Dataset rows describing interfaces
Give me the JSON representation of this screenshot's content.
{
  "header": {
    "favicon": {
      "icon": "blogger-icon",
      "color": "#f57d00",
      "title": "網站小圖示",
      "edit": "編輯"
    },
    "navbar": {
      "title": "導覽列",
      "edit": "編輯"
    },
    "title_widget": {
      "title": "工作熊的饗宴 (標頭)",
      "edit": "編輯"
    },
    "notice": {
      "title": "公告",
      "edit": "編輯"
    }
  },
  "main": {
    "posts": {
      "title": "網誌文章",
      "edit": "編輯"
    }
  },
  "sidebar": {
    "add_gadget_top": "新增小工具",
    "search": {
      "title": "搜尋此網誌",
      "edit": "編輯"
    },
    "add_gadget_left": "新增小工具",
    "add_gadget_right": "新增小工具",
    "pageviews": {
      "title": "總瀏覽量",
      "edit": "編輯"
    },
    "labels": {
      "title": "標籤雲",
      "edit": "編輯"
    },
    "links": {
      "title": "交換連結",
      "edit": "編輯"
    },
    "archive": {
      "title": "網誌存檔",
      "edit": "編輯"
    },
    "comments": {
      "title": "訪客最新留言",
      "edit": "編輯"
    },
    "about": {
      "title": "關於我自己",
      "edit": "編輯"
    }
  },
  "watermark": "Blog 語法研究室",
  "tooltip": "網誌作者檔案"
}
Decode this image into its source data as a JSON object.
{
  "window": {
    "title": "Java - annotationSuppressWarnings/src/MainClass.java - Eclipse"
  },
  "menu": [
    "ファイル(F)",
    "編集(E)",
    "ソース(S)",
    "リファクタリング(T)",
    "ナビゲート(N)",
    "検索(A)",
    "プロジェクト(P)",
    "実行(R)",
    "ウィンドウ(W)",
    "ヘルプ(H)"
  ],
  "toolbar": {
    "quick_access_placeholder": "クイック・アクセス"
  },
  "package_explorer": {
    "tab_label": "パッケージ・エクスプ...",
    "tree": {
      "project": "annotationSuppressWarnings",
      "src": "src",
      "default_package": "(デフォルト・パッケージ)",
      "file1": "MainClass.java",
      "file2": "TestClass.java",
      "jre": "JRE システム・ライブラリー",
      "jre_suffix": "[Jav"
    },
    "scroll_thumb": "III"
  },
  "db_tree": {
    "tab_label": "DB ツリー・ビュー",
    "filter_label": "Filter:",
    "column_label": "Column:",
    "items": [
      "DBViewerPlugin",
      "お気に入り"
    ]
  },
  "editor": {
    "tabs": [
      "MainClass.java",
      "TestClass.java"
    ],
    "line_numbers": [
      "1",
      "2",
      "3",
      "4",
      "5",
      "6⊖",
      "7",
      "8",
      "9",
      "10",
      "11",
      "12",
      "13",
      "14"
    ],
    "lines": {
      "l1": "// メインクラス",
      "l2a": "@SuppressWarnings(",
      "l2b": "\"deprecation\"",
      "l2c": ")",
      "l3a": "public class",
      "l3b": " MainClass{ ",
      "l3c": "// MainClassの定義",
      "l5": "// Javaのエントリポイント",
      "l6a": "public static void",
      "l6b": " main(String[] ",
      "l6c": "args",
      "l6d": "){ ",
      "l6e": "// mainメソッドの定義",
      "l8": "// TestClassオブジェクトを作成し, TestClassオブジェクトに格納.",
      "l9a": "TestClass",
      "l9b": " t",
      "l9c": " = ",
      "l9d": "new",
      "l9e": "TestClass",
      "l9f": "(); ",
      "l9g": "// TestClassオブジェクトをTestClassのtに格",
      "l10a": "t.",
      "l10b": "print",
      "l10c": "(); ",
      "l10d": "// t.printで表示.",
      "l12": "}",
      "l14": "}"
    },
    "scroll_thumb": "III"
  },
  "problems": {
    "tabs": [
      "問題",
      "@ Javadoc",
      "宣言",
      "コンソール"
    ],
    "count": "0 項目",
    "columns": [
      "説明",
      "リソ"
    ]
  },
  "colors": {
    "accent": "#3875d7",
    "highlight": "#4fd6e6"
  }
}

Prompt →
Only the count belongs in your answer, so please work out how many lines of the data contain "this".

Answer section →
2